Or consider the use of history here. At one point, King Louis (Ian Ferguson) gets a laugh when he consoles Marie Antoinette. We’ll survive, he says. We’re French, that’s what we do. Well, Marie may have been the French queen, but she was actually born the archduchess of Austria – being L’Autrichienne was one of the problems the French people had with her.
I know, that’s pedantic, the show is hardly relating the real history of the Montgolfiers, either, they didn’t exactly build a time machine. But it’s also symptomatic: There’s a carefree sloppiness with history and meaning here because, well, we’re young Americans, this is a musical, that’s what we do, we get to posture and sing about freedom. Just get swept up in the cleverness and fun.
These weaknesses were in the original production. I’d hoped the new staging would clarify or tighten things. But with all its time-traveling whimsy and its length of two hours and forty minutes, On the Eve can feel like a low-rent Doctor Who episode that’s dragged on too long. When an actor introduces yet another story, a fairy tale about four witches and a king — and this is when we’ve reached two hours and thirty minutes no less — audience members might be forgiven for feeling a little rebellious themselves.
Which is not to say On the Eve isn’t fun at times. Gregory Lush plays the manager with vivid, snarling energy. Along with his earlier performance as John Wilkes Booth in Theatre Three’s Assassins, he’s come into his own with such commanding, self-consciously theatrical roles. Both Martha Harms as Marie Antoinette and Maryam Baig as the talking statue also feel fresh and alive. And just as Federico’s story re-cycles historical figures and pop culture genres, director-designer Jeffrey Schmidt goes big for that ‘60s aesthetic of funky ingenuity, pulling out do-it-yourself effects that lend the show its air of childlike magic: A little rope, a shopping cart, a lot of silky fabric, you’ve got yourself a time-traveling balloon.

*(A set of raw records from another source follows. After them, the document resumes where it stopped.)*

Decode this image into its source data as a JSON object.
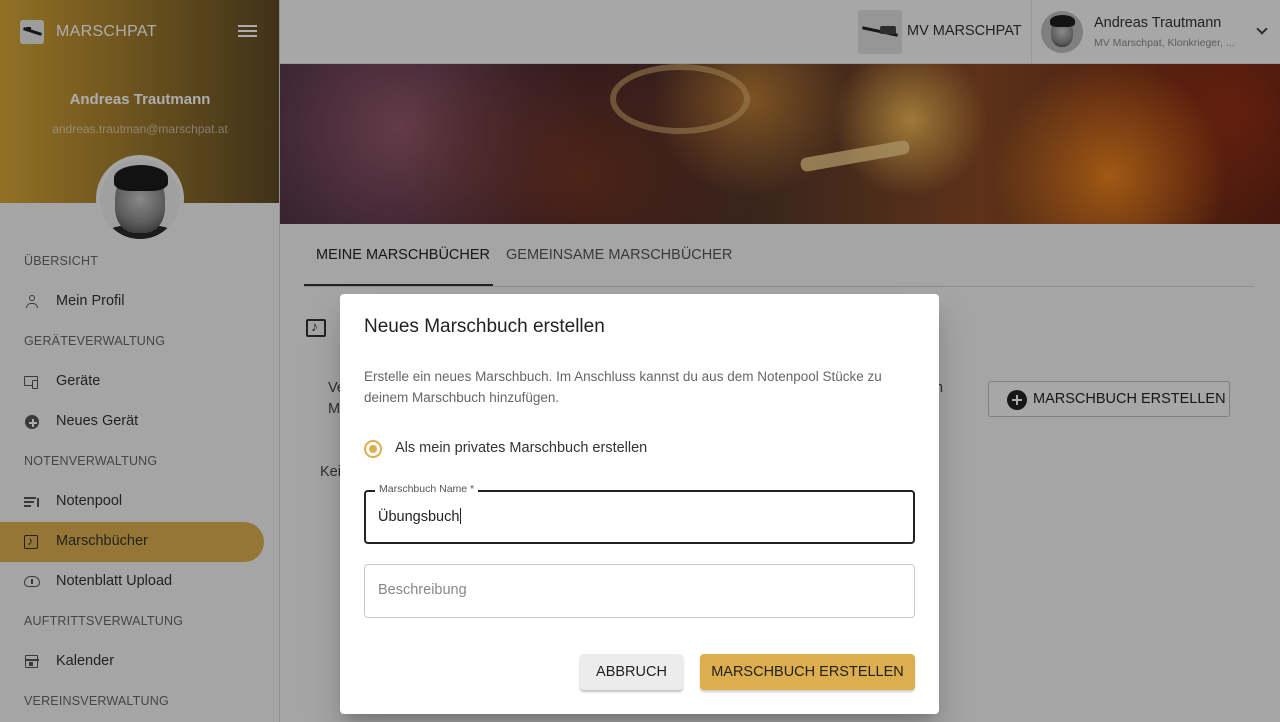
{
  "app": {
    "name": "MARSCHPAT",
    "logo_icon": "app-logo-icon",
    "menu_icon": "hamburger-icon"
  },
  "profile": {
    "name": "Andreas Trautmann",
    "email": "andreas.trautman@marschpat.at"
  },
  "nav": {
    "sections": [
      {
        "title": "ÜBERSICHT",
        "items": [
          {
            "label": "Mein Profil",
            "icon": "person-icon"
          }
        ]
      },
      {
        "title": "GERÄTEVERWALTUNG",
        "items": [
          {
            "label": "Geräte",
            "icon": "devices-icon"
          },
          {
            "label": "Neues Gerät",
            "icon": "add-circle-icon"
          }
        ]
      },
      {
        "title": "NOTENVERWALTUNG",
        "items": [
          {
            "label": "Notenpool",
            "icon": "queue-music-icon"
          },
          {
            "label": "Marschbücher",
            "icon": "music-book-icon",
            "active": true
          },
          {
            "label": "Notenblatt Upload",
            "icon": "cloud-upload-icon"
          }
        ]
      },
      {
        "title": "AUFTRITTSVERWALTUNG",
        "items": [
          {
            "label": "Kalender",
            "icon": "calendar-icon"
          }
        ]
      },
      {
        "title": "VEREINSVERWALTUNG",
        "items": []
      }
    ]
  },
  "topbar": {
    "org_name": "MV MARSCHPAT",
    "user_name": "Andreas Trautmann",
    "user_orgs": "MV Marschpat, Klonkrieger, ..."
  },
  "tabs": [
    {
      "label": "MEINE MARSCHBÜCHER",
      "active": true
    },
    {
      "label": "GEMEINSAME MARSCHBÜCHER",
      "active": false
    }
  ],
  "background": {
    "partial_1": "Ve",
    "partial_2": "M",
    "partial_3": "Kei",
    "partial_4": "n",
    "create_button": "MARSCHBUCH ERSTELLEN"
  },
  "dialog": {
    "title": "Neues Marschbuch erstellen",
    "description": "Erstelle ein neues Marschbuch. Im Anschluss kannst du aus dem Notenpool Stücke zu deinem Marschbuch hinzufügen.",
    "radio_label": "Als mein privates Marschbuch erstellen",
    "name_label": "Marschbuch Name *",
    "name_value": "Übungsbuch",
    "description_placeholder": "Beschreibung",
    "cancel_label": "ABBRUCH",
    "submit_label": "MARSCHBUCH ERSTELLEN"
  },
  "colors": {
    "accent": "#dcae4e"
  }
}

Too bad the balloon never really lifts the rest of the show. Let’s face it. The real reason to see On the Eve is still the rousing pop music.